TASK INSTRUCTIONS —
For the word "tsconfig", find each line in the entries where it occurs and copy that line.

START INFORMATION SHOWN

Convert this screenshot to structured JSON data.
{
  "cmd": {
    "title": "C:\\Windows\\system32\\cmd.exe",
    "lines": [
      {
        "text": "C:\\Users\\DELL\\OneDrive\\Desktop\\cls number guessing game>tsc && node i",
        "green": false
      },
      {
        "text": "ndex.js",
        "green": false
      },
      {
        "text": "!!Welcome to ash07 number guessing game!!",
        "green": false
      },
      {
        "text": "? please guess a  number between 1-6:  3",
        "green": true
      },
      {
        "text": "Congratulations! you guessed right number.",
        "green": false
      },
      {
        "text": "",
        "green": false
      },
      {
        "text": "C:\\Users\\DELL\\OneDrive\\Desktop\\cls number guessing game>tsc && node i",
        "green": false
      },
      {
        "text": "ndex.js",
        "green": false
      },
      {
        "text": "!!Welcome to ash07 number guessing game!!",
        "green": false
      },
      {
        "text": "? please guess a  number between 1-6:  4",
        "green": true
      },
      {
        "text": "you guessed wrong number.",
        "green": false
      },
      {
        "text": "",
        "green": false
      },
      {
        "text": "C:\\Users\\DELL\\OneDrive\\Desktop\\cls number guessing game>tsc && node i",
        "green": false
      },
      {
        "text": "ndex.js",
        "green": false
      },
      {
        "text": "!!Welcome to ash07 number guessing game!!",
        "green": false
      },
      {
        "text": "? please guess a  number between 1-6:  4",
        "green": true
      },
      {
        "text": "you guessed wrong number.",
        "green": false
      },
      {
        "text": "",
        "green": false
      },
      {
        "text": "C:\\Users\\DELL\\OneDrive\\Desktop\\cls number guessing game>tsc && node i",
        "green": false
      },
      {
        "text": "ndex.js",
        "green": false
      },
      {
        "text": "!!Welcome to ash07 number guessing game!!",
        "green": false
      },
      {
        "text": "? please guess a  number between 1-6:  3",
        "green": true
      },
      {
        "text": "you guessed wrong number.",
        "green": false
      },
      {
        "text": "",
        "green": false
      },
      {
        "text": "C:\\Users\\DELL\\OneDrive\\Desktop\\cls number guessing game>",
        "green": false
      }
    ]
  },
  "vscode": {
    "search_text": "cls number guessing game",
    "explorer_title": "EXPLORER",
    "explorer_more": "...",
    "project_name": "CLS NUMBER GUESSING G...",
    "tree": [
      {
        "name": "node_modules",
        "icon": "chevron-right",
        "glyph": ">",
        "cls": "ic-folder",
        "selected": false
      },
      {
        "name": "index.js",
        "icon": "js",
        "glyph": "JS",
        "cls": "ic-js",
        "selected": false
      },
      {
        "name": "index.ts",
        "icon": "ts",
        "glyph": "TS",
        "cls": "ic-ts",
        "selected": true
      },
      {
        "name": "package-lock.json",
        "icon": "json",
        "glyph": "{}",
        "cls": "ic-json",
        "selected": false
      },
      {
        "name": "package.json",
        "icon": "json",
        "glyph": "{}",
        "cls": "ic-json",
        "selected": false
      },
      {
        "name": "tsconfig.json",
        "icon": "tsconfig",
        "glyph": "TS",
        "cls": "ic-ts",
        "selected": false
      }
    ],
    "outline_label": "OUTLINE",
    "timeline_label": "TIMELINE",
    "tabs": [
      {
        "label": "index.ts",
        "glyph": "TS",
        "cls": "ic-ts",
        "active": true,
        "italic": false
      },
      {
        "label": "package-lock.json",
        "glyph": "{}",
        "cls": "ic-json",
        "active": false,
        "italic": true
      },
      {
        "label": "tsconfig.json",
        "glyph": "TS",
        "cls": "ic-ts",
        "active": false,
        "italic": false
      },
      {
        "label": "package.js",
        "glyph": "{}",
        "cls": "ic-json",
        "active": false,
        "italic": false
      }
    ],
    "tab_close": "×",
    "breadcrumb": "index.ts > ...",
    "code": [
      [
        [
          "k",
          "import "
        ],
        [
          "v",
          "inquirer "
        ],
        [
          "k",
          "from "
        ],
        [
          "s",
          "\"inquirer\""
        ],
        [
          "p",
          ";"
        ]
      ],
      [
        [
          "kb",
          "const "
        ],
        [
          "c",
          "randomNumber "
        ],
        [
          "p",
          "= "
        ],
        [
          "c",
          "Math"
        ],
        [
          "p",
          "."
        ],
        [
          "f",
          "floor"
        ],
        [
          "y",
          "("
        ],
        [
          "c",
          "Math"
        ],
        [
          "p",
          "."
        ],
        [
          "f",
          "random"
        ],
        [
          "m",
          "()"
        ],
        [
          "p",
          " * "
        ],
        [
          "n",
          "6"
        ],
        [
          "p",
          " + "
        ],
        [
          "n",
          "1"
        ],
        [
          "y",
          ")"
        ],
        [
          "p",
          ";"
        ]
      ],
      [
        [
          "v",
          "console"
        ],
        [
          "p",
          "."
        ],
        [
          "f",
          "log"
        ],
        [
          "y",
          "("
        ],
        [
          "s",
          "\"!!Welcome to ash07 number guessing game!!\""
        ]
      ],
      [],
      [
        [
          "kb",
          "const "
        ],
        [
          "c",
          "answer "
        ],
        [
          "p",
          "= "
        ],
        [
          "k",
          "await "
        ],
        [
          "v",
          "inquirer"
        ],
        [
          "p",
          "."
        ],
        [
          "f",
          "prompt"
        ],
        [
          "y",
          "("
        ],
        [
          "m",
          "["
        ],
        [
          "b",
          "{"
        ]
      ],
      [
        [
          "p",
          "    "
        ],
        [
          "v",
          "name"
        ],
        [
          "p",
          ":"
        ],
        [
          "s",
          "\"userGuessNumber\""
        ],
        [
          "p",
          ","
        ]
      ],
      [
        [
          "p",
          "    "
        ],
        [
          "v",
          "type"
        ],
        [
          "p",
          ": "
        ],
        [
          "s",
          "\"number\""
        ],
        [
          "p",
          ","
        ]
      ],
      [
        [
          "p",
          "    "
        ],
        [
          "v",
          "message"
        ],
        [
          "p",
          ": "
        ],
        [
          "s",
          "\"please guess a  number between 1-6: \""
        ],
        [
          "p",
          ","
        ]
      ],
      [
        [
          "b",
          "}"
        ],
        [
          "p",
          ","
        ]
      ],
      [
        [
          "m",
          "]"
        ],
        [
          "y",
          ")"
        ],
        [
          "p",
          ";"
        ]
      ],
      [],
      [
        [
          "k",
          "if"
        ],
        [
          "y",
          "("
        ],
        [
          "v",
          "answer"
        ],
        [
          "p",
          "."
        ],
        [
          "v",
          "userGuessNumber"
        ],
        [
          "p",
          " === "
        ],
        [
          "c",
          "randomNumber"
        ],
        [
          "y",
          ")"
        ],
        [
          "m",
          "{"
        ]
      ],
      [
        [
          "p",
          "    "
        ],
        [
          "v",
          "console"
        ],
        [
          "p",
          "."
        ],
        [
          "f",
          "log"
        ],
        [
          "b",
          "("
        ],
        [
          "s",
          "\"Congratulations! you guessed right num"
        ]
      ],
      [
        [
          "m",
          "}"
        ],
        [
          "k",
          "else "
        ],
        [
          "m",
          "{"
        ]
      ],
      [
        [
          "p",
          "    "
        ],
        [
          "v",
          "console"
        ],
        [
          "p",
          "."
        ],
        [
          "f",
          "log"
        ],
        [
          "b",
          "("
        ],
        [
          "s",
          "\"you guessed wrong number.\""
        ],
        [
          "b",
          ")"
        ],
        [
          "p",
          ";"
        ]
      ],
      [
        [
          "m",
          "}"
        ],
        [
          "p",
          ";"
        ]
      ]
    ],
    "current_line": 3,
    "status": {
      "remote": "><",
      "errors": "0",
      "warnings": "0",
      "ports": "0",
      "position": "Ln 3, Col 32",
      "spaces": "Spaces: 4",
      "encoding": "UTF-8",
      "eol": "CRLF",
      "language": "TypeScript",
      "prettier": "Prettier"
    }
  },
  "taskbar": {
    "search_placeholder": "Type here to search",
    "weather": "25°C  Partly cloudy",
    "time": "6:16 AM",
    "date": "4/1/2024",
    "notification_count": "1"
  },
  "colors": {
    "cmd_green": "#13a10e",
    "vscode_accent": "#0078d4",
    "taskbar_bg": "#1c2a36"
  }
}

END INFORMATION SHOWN

YOUR SOLUTION —
        "name": "tsconfig.json",
        "icon": "tsconfig",
        "label": "tsconfig.json",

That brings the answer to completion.